So why doesn't the monophonic SH-2000 have CV and Gate inputs? I don't know, but if you want to hear "Funny Cat" it's your only option.
October 6, 2012
...It is a favorite quote from Prince Caspian. Lewis certainly valued the old ways, especially those of the 19th century. "Chronological snobbery" was his term for the world's eagerness to get on with their modernness. I'm naturally inclined to agree with him but I do think (and this is only a very recent development) that in the same way one could be snobbish about modernness, one could also be snobbish about one's reluctance to it --perhaps even more so these days.
In John Edminster's tract, Jesus Christ Forbids War (The Witnessing Coordinating Committee of the New York Yearly Meeting of the Religious Society of Friends 2007), he says:
"Today a great lie goes masquerading in Christ's robes. It appears wherever apologist for war, or lethal injection, or lying, ravaging the earth, or profiteering off human weakness, seek to persuade us that these evils are O.K for Christians to take part in. How easily they fool us! We're all too eager to imagine God smiling on all the old, familiar ways that the world does things: think how our ancestors bought into slavery, genocide, the whipping of children and the subjugation of women!"
Posted by J. at 5:53 PM
October 2, 2012
October 1, 2012
It's manual says "The EP-09 is the first electronic piano with a built in micro-computer". They're referring to the arpeggiator. The manual goes on and on about how great it's arpeggiator is. It's not as good as the arpeggiators on the Juno 6 and 60; and it's virtually useless because there's no way to control it externally.
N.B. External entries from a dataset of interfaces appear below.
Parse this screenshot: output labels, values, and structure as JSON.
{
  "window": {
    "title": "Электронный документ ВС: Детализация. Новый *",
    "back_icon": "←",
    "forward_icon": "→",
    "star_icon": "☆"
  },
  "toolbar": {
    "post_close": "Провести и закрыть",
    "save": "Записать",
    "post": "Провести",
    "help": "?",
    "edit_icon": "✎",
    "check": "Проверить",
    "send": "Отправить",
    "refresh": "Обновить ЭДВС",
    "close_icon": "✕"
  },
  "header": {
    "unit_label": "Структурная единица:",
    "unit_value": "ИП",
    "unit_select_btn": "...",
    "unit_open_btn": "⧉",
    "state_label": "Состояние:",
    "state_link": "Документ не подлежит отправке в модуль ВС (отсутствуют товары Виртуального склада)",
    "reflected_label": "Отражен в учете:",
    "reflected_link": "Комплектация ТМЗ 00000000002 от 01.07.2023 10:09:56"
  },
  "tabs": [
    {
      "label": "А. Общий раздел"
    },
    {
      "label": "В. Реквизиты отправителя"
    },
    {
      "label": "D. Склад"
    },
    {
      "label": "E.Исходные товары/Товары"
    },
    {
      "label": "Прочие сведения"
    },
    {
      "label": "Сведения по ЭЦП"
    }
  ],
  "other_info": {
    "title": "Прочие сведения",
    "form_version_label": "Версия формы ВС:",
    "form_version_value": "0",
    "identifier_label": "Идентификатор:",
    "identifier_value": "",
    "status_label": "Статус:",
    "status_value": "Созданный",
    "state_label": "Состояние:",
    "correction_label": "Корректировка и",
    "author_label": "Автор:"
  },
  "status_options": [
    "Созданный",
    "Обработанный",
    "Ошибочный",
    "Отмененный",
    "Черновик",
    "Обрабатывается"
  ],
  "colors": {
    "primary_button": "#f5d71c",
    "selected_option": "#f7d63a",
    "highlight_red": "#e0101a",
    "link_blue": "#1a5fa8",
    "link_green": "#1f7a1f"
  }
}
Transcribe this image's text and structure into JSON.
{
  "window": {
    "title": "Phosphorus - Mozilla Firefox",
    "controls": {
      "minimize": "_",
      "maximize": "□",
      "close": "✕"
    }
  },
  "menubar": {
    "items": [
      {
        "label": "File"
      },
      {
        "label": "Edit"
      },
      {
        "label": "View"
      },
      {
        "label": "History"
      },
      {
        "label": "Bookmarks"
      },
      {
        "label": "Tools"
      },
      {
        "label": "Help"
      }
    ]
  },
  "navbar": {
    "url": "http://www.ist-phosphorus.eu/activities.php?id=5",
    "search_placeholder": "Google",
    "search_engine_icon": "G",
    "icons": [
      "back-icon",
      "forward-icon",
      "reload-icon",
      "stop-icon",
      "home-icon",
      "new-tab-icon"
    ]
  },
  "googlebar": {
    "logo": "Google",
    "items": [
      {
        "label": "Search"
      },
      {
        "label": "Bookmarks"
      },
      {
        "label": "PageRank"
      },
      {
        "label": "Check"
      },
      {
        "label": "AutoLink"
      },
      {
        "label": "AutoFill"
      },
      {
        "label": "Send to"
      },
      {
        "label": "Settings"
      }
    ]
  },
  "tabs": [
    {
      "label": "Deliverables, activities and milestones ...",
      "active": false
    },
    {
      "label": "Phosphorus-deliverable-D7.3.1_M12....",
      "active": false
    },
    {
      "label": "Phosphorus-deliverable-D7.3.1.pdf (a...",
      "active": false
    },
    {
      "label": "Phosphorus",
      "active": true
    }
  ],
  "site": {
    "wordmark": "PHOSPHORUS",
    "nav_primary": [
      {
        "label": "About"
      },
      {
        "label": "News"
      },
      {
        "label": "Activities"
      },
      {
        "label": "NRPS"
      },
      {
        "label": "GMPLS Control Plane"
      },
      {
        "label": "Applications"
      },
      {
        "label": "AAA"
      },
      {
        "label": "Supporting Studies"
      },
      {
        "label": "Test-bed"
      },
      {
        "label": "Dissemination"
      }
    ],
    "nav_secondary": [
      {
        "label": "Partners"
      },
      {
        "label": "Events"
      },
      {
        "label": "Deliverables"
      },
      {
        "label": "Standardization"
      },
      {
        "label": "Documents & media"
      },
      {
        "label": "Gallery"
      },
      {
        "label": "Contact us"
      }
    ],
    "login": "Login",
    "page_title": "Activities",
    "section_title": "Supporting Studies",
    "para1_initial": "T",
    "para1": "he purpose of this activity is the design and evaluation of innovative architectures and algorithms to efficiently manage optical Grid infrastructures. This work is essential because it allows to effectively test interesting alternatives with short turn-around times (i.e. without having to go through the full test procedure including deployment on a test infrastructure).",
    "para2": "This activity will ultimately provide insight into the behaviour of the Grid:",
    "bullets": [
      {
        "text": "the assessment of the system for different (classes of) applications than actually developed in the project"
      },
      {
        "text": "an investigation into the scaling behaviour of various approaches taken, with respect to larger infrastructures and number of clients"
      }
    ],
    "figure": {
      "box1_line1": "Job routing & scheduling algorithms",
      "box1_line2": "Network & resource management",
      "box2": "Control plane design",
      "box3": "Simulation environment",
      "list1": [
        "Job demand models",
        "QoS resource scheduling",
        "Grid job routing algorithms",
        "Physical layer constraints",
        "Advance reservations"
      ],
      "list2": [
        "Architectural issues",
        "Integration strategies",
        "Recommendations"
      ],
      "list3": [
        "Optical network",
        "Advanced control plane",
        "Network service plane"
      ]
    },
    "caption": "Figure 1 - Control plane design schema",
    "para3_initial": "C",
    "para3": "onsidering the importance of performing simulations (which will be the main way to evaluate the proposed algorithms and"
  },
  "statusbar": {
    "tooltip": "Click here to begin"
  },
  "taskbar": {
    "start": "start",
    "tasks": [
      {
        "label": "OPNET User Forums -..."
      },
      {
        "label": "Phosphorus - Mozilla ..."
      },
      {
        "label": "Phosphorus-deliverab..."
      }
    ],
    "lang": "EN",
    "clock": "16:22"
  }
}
The EP-09 is extremely limited. I'm sure it pales in comparison to the EP-30 (the first velocity sensitive electric piano released by Roland in 1974) and the Roland EP-6060 looks much more versatile. I was originally drawn to it simply to complete my 09 family (along side the SH-09 and RS-09). There is something very special about all the 09's and the EP is no exception. It has four different sounds, the manual describes them as:
I...soft piano tone
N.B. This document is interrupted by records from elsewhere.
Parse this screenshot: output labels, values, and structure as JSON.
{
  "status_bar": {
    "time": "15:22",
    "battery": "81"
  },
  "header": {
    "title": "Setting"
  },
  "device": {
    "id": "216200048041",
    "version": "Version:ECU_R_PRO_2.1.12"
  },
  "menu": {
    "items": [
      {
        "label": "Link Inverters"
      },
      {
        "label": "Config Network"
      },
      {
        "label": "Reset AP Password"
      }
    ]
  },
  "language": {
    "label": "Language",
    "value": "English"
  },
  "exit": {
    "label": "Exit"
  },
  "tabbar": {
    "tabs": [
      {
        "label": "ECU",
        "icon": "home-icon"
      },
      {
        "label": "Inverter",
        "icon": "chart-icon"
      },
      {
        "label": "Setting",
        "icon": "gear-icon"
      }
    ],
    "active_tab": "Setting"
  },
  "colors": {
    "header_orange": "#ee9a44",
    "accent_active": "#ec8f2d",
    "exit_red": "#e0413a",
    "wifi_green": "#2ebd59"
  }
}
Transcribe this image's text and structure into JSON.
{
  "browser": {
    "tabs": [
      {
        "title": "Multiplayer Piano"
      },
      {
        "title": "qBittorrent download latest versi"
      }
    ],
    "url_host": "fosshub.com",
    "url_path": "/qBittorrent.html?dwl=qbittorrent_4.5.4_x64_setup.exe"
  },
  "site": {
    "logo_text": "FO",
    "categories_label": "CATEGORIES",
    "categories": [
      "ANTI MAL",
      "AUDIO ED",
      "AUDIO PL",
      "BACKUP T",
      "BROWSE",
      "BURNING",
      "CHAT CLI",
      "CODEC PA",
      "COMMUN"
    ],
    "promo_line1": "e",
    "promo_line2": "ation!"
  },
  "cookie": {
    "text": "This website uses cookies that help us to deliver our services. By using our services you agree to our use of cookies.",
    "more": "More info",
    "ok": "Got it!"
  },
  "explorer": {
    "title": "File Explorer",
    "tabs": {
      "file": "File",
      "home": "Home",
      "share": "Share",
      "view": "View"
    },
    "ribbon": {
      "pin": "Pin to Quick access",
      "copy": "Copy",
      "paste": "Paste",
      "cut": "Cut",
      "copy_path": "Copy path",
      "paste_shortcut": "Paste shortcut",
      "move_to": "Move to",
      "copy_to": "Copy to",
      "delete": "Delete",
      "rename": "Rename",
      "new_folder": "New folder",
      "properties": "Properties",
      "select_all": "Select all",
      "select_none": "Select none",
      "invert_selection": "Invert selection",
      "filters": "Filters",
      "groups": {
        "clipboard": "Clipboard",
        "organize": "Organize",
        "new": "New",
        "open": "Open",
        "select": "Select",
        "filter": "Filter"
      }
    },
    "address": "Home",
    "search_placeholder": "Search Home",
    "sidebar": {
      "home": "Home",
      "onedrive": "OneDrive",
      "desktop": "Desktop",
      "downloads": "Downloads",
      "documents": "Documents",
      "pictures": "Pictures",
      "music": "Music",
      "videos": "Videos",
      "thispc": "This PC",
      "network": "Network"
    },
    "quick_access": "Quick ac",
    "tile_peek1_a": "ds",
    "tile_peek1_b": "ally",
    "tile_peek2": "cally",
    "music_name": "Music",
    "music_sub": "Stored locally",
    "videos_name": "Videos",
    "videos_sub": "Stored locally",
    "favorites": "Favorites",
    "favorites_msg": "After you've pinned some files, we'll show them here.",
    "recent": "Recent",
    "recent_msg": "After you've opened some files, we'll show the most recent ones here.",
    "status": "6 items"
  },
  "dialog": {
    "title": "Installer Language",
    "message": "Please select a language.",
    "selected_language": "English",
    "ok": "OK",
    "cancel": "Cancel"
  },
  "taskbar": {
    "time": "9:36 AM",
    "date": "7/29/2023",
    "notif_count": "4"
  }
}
II...hard piano tone
I...orthodox harpsichord tone
II...a bright harpsichord tone
These sounds can be mixed with one another in any combination to achieve varying degrees of brightness or dullness. In my opinion it sounds remarkable. I would describe it as a crystal clear tone, it's a tone that I would normally associate with the Juno series, but here we have it from an analog machine. It is polyphonic, I suppose I should mention that and speaking of polyphony: I also think the sound of the RS-09 (Organ and Strings) can be reminiscent of a Juno but the lack of decay and sustain controls make the short, punchy piano sounds of the EP-09 impossible to obtain. The EP-09 also lacks decay and sustain controls (it's "sustain" feature works more like release if you ask me), so of course the lush pad sounds of the RS-09 are out of the question. Each family member serves it's function in the house of 09.
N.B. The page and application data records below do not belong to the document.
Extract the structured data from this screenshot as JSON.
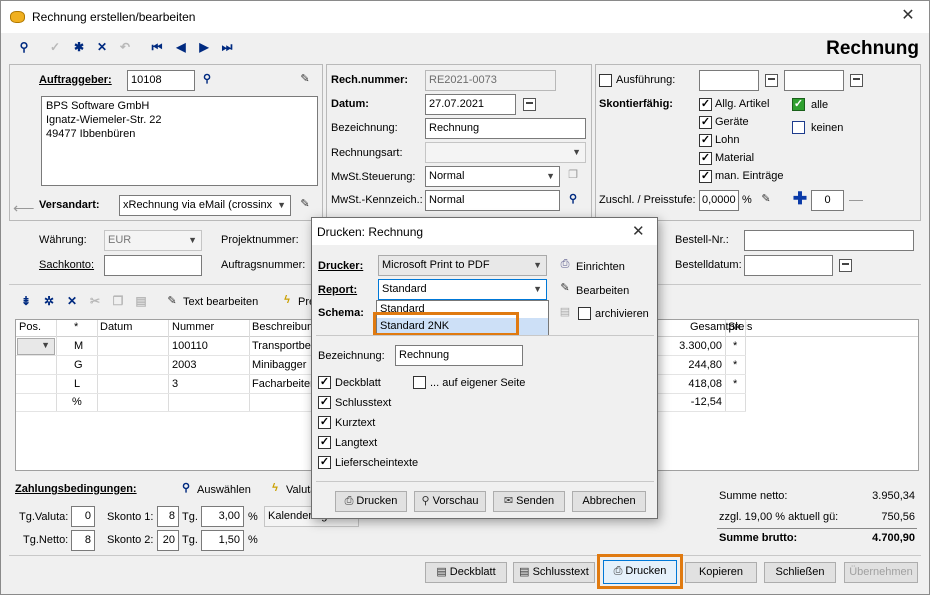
{
  "window": {
    "title": "Rechnung erstellen/bearbeiten",
    "heading": "Rechnung"
  },
  "icons": {
    "app": "app-logo-icon",
    "close": "close-icon",
    "search": "search-icon",
    "check": "checkmark-icon",
    "new": "asterisk-icon",
    "delete": "x-icon",
    "undo": "undo-icon",
    "first": "first-record-icon",
    "prev": "prev-record-icon",
    "next": "next-record-icon",
    "last": "last-record-icon",
    "edit": "edit-pencil-icon",
    "calendar": "calendar-icon",
    "printer": "printer-icon",
    "plus": "plus-icon"
  },
  "customer": {
    "label": "Auftraggeber:",
    "number": "10108",
    "address": [
      "BPS Software GmbH",
      "Ignatz-Wiemeler-Str. 22",
      "49477 Ibbenbüren"
    ],
    "shipping_label": "Versandart:",
    "shipping_value": "xRechnung via eMail (crossinx"
  },
  "invoice": {
    "number_label": "Rech.nummer:",
    "number": "RE2021-0073",
    "date_label": "Datum:",
    "date": "27.07.2021",
    "desc_label": "Bezeichnung:",
    "desc": "Rechnung",
    "type_label": "Rechnungsart:",
    "type": "",
    "vat_label": "MwSt.Steuerung:",
    "vat": "Normal",
    "vatcode_label": "MwSt.-Kennzeich.:",
    "vatcode": "Normal"
  },
  "right": {
    "execution_label": "Ausführung:",
    "discount_label": "Skontierfähig:",
    "items": [
      "Allg. Artikel",
      "Geräte",
      "Lohn",
      "Material",
      "man. Einträge"
    ],
    "all_label": "alle",
    "none_label": "keinen",
    "surcharge_label": "Zuschl. / Preisstufe:",
    "surcharge": "0,0000",
    "surcharge_unit": "%",
    "level": "0"
  },
  "meta": {
    "currency_label": "Währung:",
    "currency": "EUR",
    "project_label": "Projektnummer:",
    "account_label": "Sachkonto:",
    "order_label": "Auftragsnummer:",
    "ordernr_label": "Bestell-Nr.:",
    "orderdate_label": "Bestelldatum:"
  },
  "positions": {
    "toolbar_edit": "Text bearbeiten",
    "toolbar_pre": "Pre",
    "columns": [
      "Pos.",
      "*",
      "Datum",
      "Nummer",
      "Beschreibun",
      "Gesamtpreis",
      "Sk."
    ],
    "rows": [
      {
        "type": "M",
        "number": "100110",
        "desc": "Transportbe",
        "total": "3.300,00",
        "sk": "*"
      },
      {
        "type": "G",
        "number": "2003",
        "desc": "Minibagger",
        "total": "244,80",
        "sk": "*"
      },
      {
        "type": "L",
        "number": "3",
        "desc": "Facharbeiter",
        "total": "418,08",
        "sk": "*"
      },
      {
        "type": "%",
        "number": "",
        "desc": "",
        "total": "-12,54",
        "sk": ""
      }
    ]
  },
  "payment": {
    "title": "Zahlungsbedingungen:",
    "select": "Auswählen",
    "valuta_btn": "Valuta",
    "valuta_label": "Tg.Valuta:",
    "valuta": "0",
    "netto_label": "Tg.Netto:",
    "netto": "8",
    "skonto1_label": "Skonto 1:",
    "skonto1_days": "8",
    "skonto1_pct": "3,00",
    "skonto2_label": "Skonto 2:",
    "skonto2_days": "20",
    "skonto2_pct": "1,50",
    "tg": "Tg.",
    "pct": "%",
    "calendar": "Kalendertage"
  },
  "totals": {
    "net_label": "Summe netto:",
    "net": "3.950,34",
    "vat_label": "zzgl. 19,00 % aktuell gü:",
    "vat": "750,56",
    "gross_label": "Summe brutto:",
    "gross": "4.700,90"
  },
  "buttons": {
    "deckblatt": "Deckblatt",
    "schlusstext": "Schlusstext",
    "drucken": "Drucken",
    "kopieren": "Kopieren",
    "schliessen": "Schließen",
    "uebernehmen": "Übernehmen"
  },
  "dialog": {
    "title": "Drucken: Rechnung",
    "printer_label": "Drucker:",
    "printer": "Microsoft Print to PDF",
    "setup": "Einrichten",
    "report_label": "Report:",
    "report": "Standard",
    "edit": "Bearbeiten",
    "schema_label": "Schema:",
    "archive": "archivieren",
    "options": [
      "Standard",
      "Standard 2NK"
    ],
    "desc_label": "Bezeichnung:",
    "desc": "Rechnung",
    "checks": [
      {
        "label": "Deckblatt",
        "checked": true
      },
      {
        "label": "Schlusstext",
        "checked": true
      },
      {
        "label": "Kurztext",
        "checked": true
      },
      {
        "label": "Langtext",
        "checked": true
      },
      {
        "label": "Lieferscheintexte",
        "checked": true
      }
    ],
    "own_page": "... auf eigener Seite",
    "print": "Drucken",
    "preview": "Vorschau",
    "send": "Senden",
    "cancel": "Abbrechen"
  },
  "colors": {
    "highlight": "#e07a10",
    "navy": "#002a80",
    "selection": "#cde0f7"
  }
}
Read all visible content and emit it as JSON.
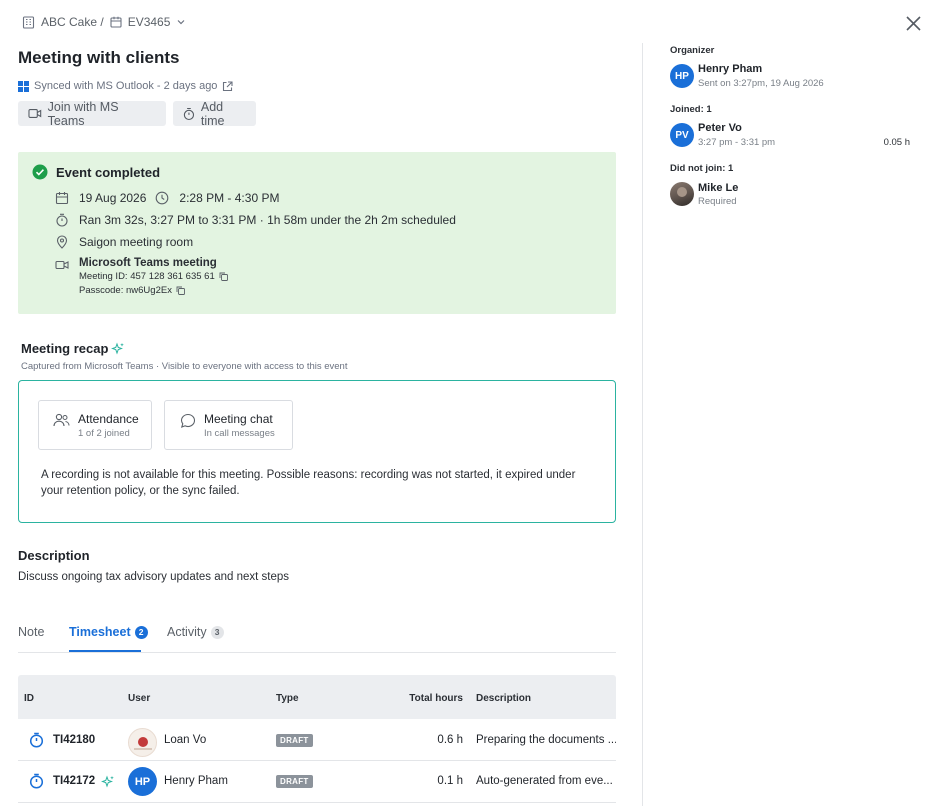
{
  "breadcrumb": {
    "company": "ABC Cake /",
    "event_id": "EV3465"
  },
  "title": "Meeting with clients",
  "sync": {
    "text": "Synced with MS Outlook - 2 days ago"
  },
  "buttons": {
    "join": "Join with MS Teams",
    "add_time": "Add time"
  },
  "event": {
    "status": "Event completed",
    "date": "19 Aug 2026",
    "time": "2:28 PM - 4:30 PM",
    "ran": "Ran 3m 32s, 3:27 PM to 3:31 PM · 1h 58m under the 2h 2m scheduled",
    "location": "Saigon meeting room",
    "teams_title": "Microsoft Teams meeting",
    "meeting_id": "Meeting ID: 457 128 361 635 61",
    "passcode": "Passcode: nw6Ug2Ex",
    "status_color": "#1e9e4a",
    "bg_color": "#e3f4e1"
  },
  "recap": {
    "title": "Meeting recap",
    "subtitle": "Captured from Microsoft Teams · Visible to everyone with access to this event",
    "border_color": "#2bb3a0",
    "cards": [
      {
        "title": "Attendance",
        "sub": "1 of 2 joined",
        "icon": "people-icon"
      },
      {
        "title": "Meeting chat",
        "sub": "In call messages",
        "icon": "chat-bubble-icon"
      }
    ],
    "notice": "A recording is not available for this meeting. Possible reasons: recording was not started, it expired under your retention policy, or the sync failed."
  },
  "description": {
    "heading": "Description",
    "text": "Discuss ongoing tax advisory updates and next steps"
  },
  "tabs": [
    {
      "label": "Note",
      "badge": ""
    },
    {
      "label": "Timesheet",
      "badge": "2",
      "active": true
    },
    {
      "label": "Activity",
      "badge": "3"
    }
  ],
  "table": {
    "headers": [
      "ID",
      "User",
      "Type",
      "Total hours",
      "Description"
    ],
    "rows": [
      {
        "id": "TI42180",
        "user": "Loan Vo",
        "type": "DRAFT",
        "hours": "0.6 h",
        "desc": "Preparing the documents ..."
      },
      {
        "id": "TI42172",
        "user": "Henry Pham",
        "initials": "HP",
        "type": "DRAFT",
        "hours": "0.1 h",
        "desc": "Auto-generated from eve..."
      }
    ]
  },
  "sidebar": {
    "organizer_label": "Organizer",
    "organizer": {
      "initials": "HP",
      "name": "Henry Pham",
      "sub": "Sent on 3:27pm, 19 Aug 2026"
    },
    "joined_label": "Joined: 1",
    "joined": {
      "initials": "PV",
      "name": "Peter Vo",
      "sub": "3:27 pm - 3:31 pm",
      "hours": "0.05 h"
    },
    "not_joined_label": "Did not join: 1",
    "not_joined": {
      "name": "Mike Le",
      "sub": "Required"
    }
  },
  "colors": {
    "accent": "#1a6fd8",
    "teal": "#2bb3a0"
  }
}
So, while it is incredibly limited, if you love the sound you'll be delighted by the EP-09. There is something very nostalgic about it. I'm not saying it's used in this song, or any of the sounds in this song sound anything like it, but it always reminds me of this sing in spirit and I think the EP-09 would have fit very nicely into this song:
Posted by J. at 10:50 PM